GRAND JUNCTION, Colo.- There are now 77 confirmed cases of the coronavirus in Colorado and one fatality. The Colorado Department of Public health reports a woman in her 80s with underlying health conditions died from the virus Friday in El Paso County.
While there are no confirmed cases in Mesa County as of right now, lawmakers, events, and local businesses feel the impact of coronavirus preparations.
With democrats and republicans in Colorado scheduled to hold county conventions soon, lawmakers are working on legislation to keep county election processes safe.

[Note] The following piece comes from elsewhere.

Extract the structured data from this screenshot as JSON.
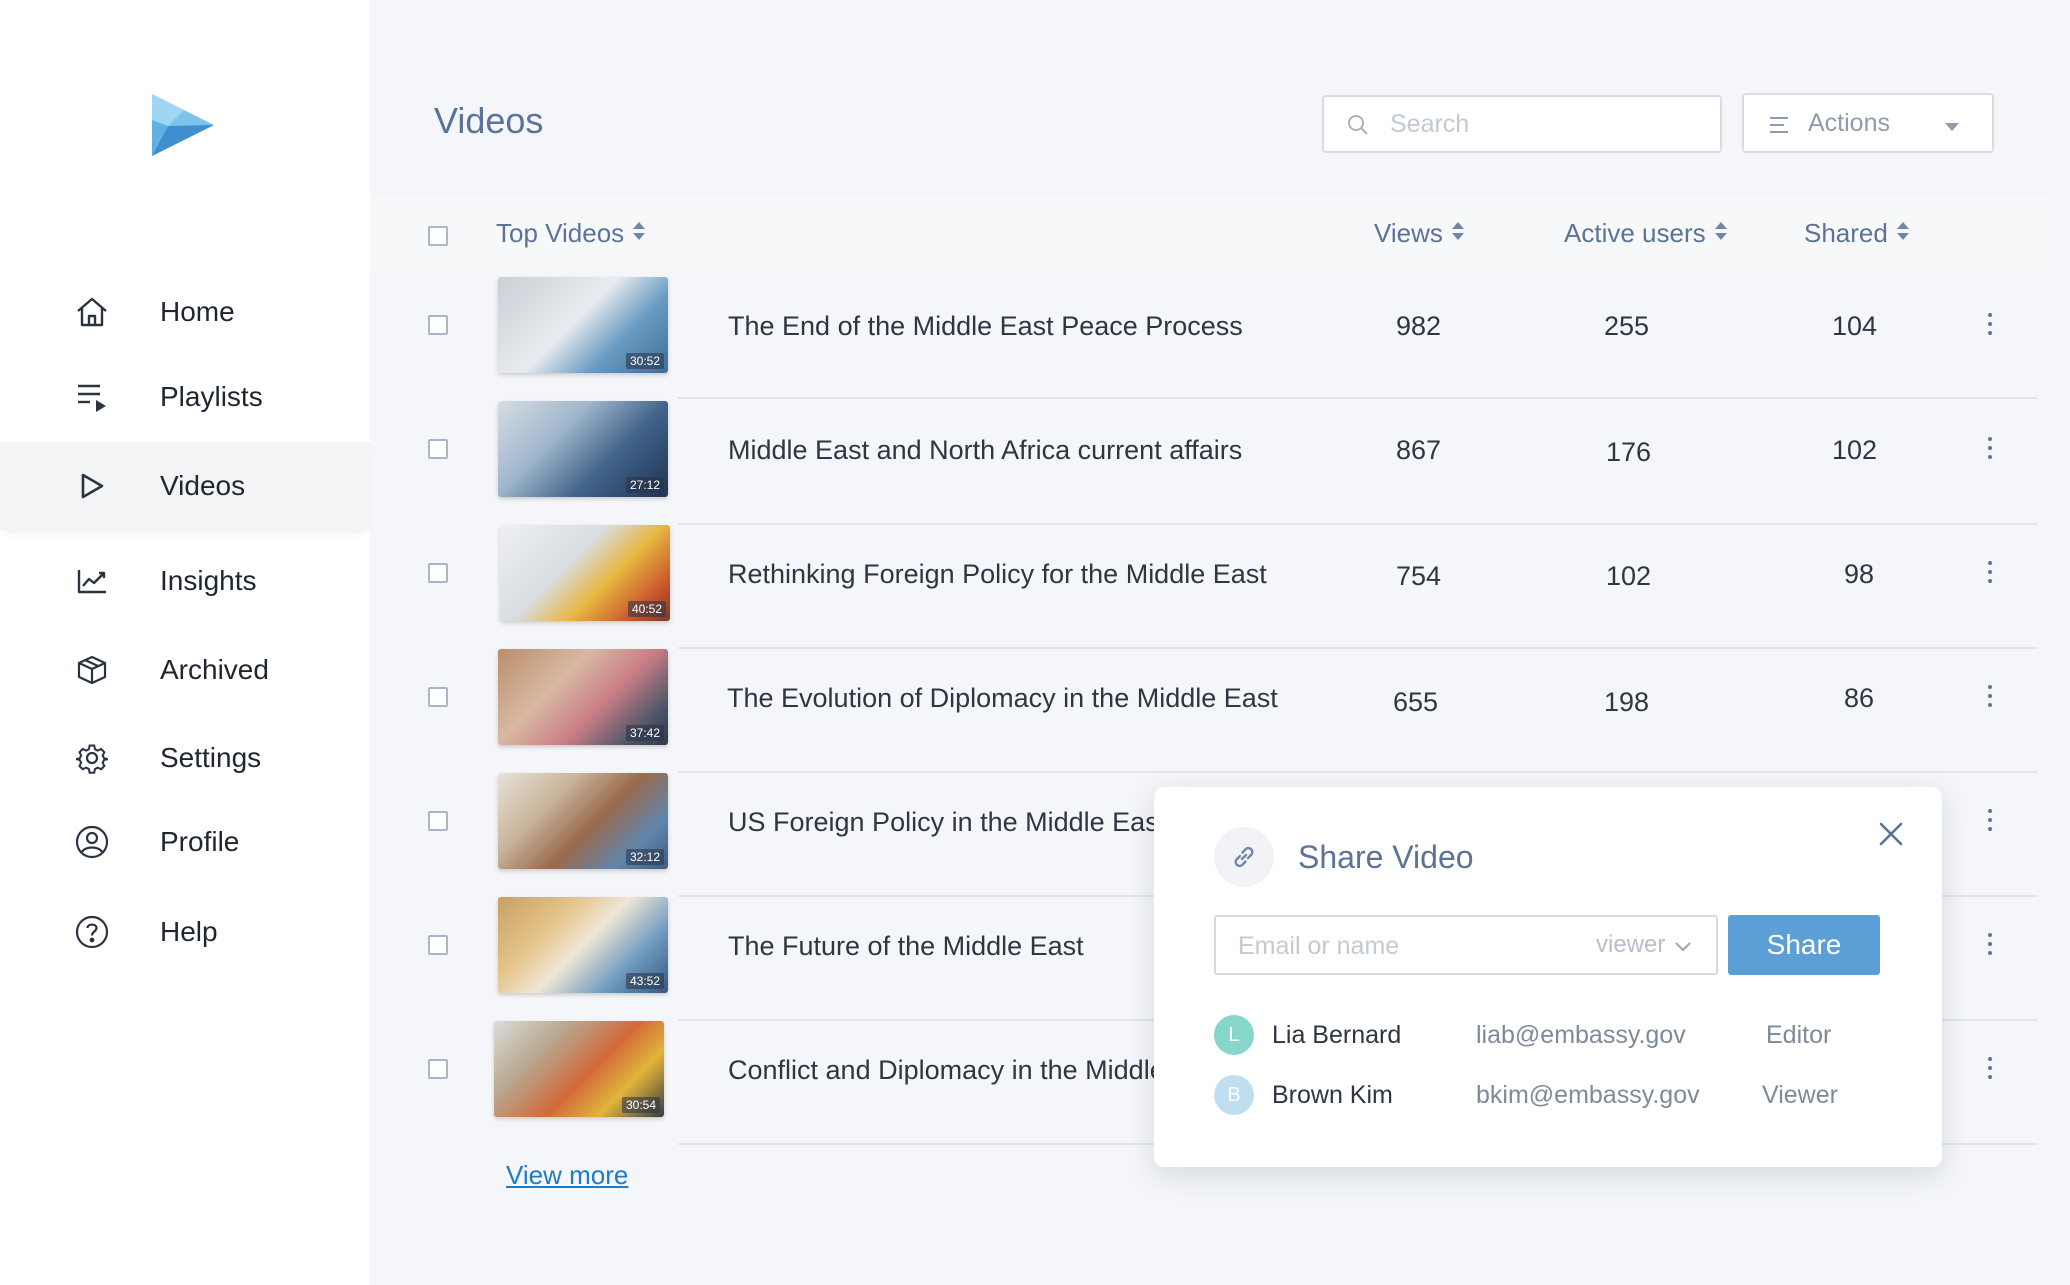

“It’s kind of going to give them the ability to do those things on the fly,” said state Sen. Ray Scott, who represents Mesa County. “Let’s just say, for example, we have somebody that has some type of illness and they cannot attend a particular meeting, the county may allow them to vote remotely from another location.”
In Grand Junction this weekend, The Home Improvement and Remodeling Expo continues despite an advisory from Mesa County Public Health. The event’s organizer saying, vendors were set up over a day before the advisory was issued.
“By the time the Mesa County Health Department sent out the advisory to think about cancelling events that are larger than 250 people, we had already gone ahead with our show, had everything set up,” said Traci Weinbrecht, the event’s organizer.
Weinbrecht says Two River’s Convention Center staff are upping their sanitizing of bathrooms, door handles, and other areas in the convention hall. Weinbrecht asks anyone who may be feeling sick this weekend, to not attend the expo. Vendors are also doing their part.
“Our vendors are wiping down their own booths, they’re making sure their hands are washed constantly,” said Weinbrecht.
A local business owner in downtown Grand Junction says she is concerned there might be less people out and about. But for her, it’s all about taking extra precaution while keeping her doors open.
“The only thing we’ve done as an extra precaution is we’ve suspended any tours of our wine-making room and kitchen facilities,” said Diana Tap, owner of The Zesty Moose on Colorado Ave.
The Zesty Moose is a local winery and market. Tap and her husband say they’re worried winery tourism might be impacted in warmer months, but all they can do for now is follow cleaning protocol and hope for the best.
“We’re cleaning our facility with wipes, sanitizing, making sure everything is clean,” said Tap. “We’re doing the same thing we normally do with our business.”
Another major public space of concern in the Grand Valley is the The Fruita Community Center.
Staff at The Fruita Community Center are taking extra precautions with disinfecting all parts of the facility including gym equipment. Staff say they intend to keep their doors open as of right now.